The trend of storing large amounts of valuable and sensitive data electronically will leave greater opportunities for theft and misuse, warned the association.
Insurers are responding by offering new policies to cover companies from losses caused by hackers and computer viruses.
The latest, unveiled this week by IT security firm MIS and US managing agency Wurzler, will cover the cost of lost business and the public relations costs of mounting a damage limitation exercise if systems are breached.
It claims to be the first to insure dotcom ventures for the costs of lost business, irrespective of whether or not they are making profits.
The policy will also indemnify firms against claims from customers, should the insured firm accidentally send them a virus.
To qualify for cover, businesses will have to agree to have the security of their systems audited regularly, using penetration tests. The more secure their systems, the lower the premiums.
An organisation with a turnover of £5m from e-commerce, will typically pay £45,000 a year for £1m in cover, if it agrees to daily penetration tests. The cost rises to £49,000 if the tests are carried out quarterly.

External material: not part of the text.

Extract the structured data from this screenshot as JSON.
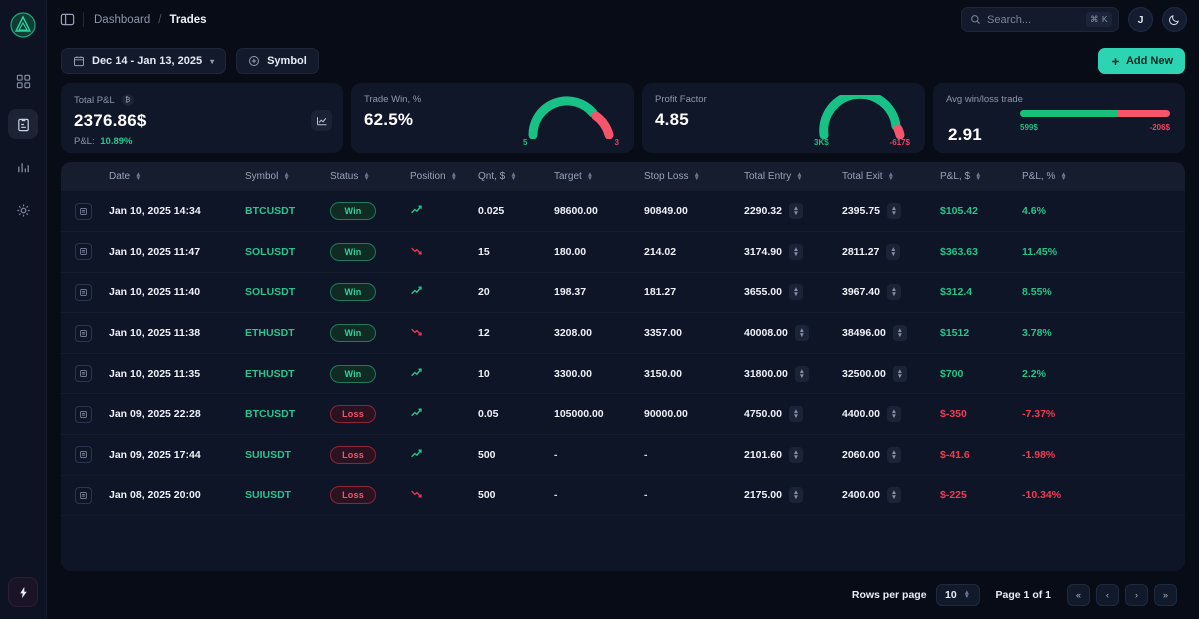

The policy is designed to reassure customers that an organisation's IT systems are secure, said Matt Tomlinson of MIS. "They will be able to say to customers 'we are secure, but if something does happen, we are covered and so are you."